→ **ACTION ITEM**
Each time a line of the listing holds "heading", copy that line.

→ **MATERIAL PROVIDED**
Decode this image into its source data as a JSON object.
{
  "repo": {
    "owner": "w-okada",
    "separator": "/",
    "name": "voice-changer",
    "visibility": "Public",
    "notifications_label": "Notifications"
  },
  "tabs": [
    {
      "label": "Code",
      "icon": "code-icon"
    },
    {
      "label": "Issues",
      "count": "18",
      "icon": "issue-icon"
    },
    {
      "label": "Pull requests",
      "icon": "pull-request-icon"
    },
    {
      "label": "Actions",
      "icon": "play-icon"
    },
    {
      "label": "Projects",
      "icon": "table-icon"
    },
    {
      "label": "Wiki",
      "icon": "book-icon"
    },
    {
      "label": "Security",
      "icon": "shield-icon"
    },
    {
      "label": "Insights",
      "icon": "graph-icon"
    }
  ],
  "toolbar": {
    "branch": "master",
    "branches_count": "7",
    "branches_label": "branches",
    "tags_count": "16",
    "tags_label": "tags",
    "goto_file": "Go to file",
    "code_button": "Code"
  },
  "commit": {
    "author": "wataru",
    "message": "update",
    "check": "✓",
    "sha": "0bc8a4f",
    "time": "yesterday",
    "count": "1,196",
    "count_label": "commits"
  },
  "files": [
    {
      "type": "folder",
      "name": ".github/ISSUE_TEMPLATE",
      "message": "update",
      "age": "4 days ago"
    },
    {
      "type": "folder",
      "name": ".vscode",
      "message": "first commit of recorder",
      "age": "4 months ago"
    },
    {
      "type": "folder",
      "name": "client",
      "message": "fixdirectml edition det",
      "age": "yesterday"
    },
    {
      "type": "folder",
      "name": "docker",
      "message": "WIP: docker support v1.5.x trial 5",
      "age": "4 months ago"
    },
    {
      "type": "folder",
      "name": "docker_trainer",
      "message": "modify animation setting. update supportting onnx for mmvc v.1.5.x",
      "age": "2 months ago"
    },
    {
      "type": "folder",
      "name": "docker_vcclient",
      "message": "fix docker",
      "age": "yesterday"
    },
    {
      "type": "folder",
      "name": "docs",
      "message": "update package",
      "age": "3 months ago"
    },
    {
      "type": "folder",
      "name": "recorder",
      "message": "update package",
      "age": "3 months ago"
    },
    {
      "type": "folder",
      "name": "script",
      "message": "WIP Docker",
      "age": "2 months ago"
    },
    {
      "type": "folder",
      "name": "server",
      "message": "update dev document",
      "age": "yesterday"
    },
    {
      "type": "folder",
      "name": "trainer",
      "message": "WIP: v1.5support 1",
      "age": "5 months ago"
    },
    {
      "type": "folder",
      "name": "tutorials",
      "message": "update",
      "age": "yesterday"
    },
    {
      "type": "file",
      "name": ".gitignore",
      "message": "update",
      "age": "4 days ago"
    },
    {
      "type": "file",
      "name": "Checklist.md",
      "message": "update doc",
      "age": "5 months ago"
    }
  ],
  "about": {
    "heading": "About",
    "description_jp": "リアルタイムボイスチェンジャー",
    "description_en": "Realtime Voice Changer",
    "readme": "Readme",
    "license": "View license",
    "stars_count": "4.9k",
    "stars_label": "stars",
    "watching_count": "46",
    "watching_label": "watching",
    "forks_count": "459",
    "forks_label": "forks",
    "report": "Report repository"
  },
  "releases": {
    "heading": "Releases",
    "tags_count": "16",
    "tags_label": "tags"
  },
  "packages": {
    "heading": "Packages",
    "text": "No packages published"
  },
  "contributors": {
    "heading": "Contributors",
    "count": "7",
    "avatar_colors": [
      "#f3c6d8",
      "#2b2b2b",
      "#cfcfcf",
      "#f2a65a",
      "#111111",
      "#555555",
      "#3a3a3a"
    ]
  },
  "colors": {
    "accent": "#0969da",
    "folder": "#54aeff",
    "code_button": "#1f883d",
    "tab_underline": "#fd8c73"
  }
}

→ **OUTPUT FOR THIS EXERCISE**
    "heading": "About",
    "heading": "Releases",
    "heading": "Packages",
    "heading": "Contributors",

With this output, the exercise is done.